We arrive in Coober Pedy.

Tuesday 13 October 2009

Still in Bourke; continued;

Well, we got to know it, not much but a little bit, as we were delayed for two days due to a bad dust storm. The people of Bourke said they have not seen such a bad one since 1960.

We flew out, but after an hour a message came through that we would not be able to land at Leigh Creek where we were heading. When we returned to the airport the storm was approaching and it was very windy and cold.

The air got very dusty and pinkish.

Flying out it got dimmer...

and dimmer; it was very rough, windy and rainy and the Commander had a hard time and we too! We plunged and shook, but our experienced pilot brought as back safely.

There was nothing around than pink dust, no view any more to anywhere. The storm was bad up there and when the message came that we could not land we had to turn back to Bourke. For us it is not not any more "The Back O'Bourke" it is now "Back TO Bourke"!

The landscape from above is breathtaking all the different patterns...

a leaping frog...

or the never ending desert and the Darling

The Commander was very dirty after the storm and all hands were needed to clean it up.

Pretty details;
Pink and lace are the pretty homes;

People have a sense of humour;

The main shopping area;

The tiny native straw flowers in full bloom everywhere around the airport;

The beautiful pink flowering Eucalyptus trees were in flower along the streets in Bourke.
The next day was still very windy so we decided to stay one more night in Bourke.

Wednesday 7 October 2009

Outback; Back O'Bourke;

Last check ups...
...and we are...

up...looking down onto suburbia;

still climbing...
cruising comfortably over...

cultivated fields...

and over endless plains...

or fields as far as I can see..

sometimes an isolated homestead;

The Darling snakes its way through the plains...

The Darling River is the third longest river in Australia, measuring 1,472 kilometres (915 mi) from its source in northern New South Wales to its confluence with the Murray River at Wentworth, New South Wales.
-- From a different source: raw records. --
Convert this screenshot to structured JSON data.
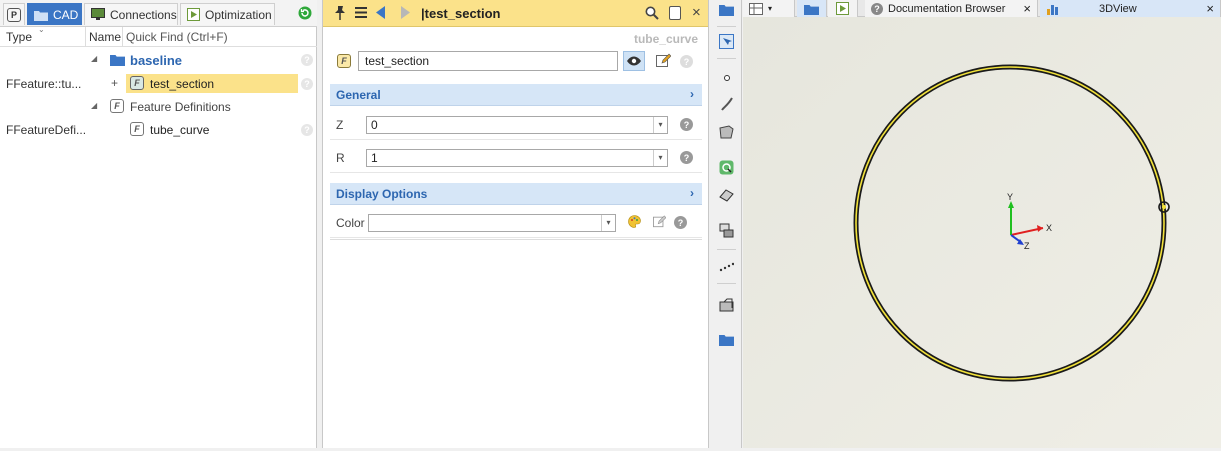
{
  "left_panel": {
    "tabs": [
      {
        "label": "P"
      },
      {
        "label": "CAD"
      },
      {
        "label": "Connections"
      },
      {
        "label": "Optimization"
      }
    ],
    "columns": {
      "type": "Type",
      "name": "Name",
      "quick_find": "Quick Find (Ctrl+F)"
    },
    "tree": [
      {
        "type": "",
        "label": "baseline",
        "toggle": "◢"
      },
      {
        "type": "FFeature::tu...",
        "label": "test_section",
        "toggle": "+",
        "badge": "F"
      },
      {
        "type": "",
        "label": "Feature Definitions",
        "toggle": "◢",
        "badge": "F"
      },
      {
        "type": "FFeatureDefi...",
        "label": "tube_curve",
        "badge": "F"
      }
    ]
  },
  "middle_panel": {
    "title": "|test_section",
    "subtitle": "tube_curve",
    "name_value": "test_section",
    "badge": "F",
    "sections": {
      "general": {
        "title": "General",
        "properties": [
          {
            "label": "Z",
            "value": "0"
          },
          {
            "label": "R",
            "value": "1"
          }
        ]
      },
      "display": {
        "title": "Display Options",
        "properties": [
          {
            "label": "Color",
            "value": ""
          }
        ]
      }
    }
  },
  "right_panel": {
    "tabs": [
      {
        "label": "Documentation Browser",
        "close": "×"
      },
      {
        "label": "3DView",
        "close": "×"
      }
    ],
    "axes": {
      "x": "X",
      "y": "Y",
      "z": "Z"
    },
    "colors": {
      "circle_outer": "#1a1a1a",
      "circle_inner": "#f2e23a",
      "viewport_bg": "#ecebe2",
      "accent": "#3b76c5",
      "title_bar": "#fbe28a"
    }
  }
}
Including its longest contiguous tributaries it is 2,844 km (1,767 mi) long, making it the longest river system in Australia.[1]

Tumble weed, bleached and liberated by the ever blowing wind, comes to rest in a corner of the airport in Bourke.

Generations of Australians have talked about the “back of Bourke” as the edge of the great unknown. Visitors will be surprised to learn that Bourke itself is a fascinating and exciting inland town with a rich historical tradition. In the 1800s, the poet Henry Lawson wrote: “If you know Bourke, you know Australia”, and there’s still some truth to it.
Once a major late 19th-century river port, Bourke retains much of its heritage. Whether the Darling is at its lowest ebb or brimming with life, Bourke is a fascinating place to spend some time.

Charles Sturt passed through in 1824, followed by Thomas Mitchell in 1835. Mitchell constructed what he called a fort, which was little more than a shed constructed on logs, and called it Fort Bourke. Eventually, the township of Bourke developed about 13 km from this fortification.
For a couple of decades from the early 1860s, Bourke and other towns along the Darling River became important trading centers and transportation hubs.

Bourke is located in North West NSW on the banks of the Darling River. It's approximately 772km from Sydney, 1000km from Melbourne, 930km from Brisbane and 1130km from Adelaide.

This grand building was a former Bank. It is for sale! It would make a splendid home and perhaps a B and B; perhaps if I were "a bit younger"!

No roundabouts; no traffic lights....I wonder why? Can you guess?

Many interesting and beautiful houses from more prosperous times...

No traffic jams...

The Darling River;

Unfortunately, the Darling is in poor health, suffering from overuse of its waters, pollution from pesticide runoff and prolonged drought. In some years it barely flows at all. The river has a high salt content and declining water quality. To quote a Henry Lawson poem:
The skies are brass and the plains are bare,
Death and ruin are everywhere;
And all that is left of the last year's flood
Is a sickly stream on the grey-black mud;
The salt-springs bubble and the quagmires quiver,
And this is the dirge of the Darling River.
—Henry Lawson

Dark clouds...we are marooned in B o'B;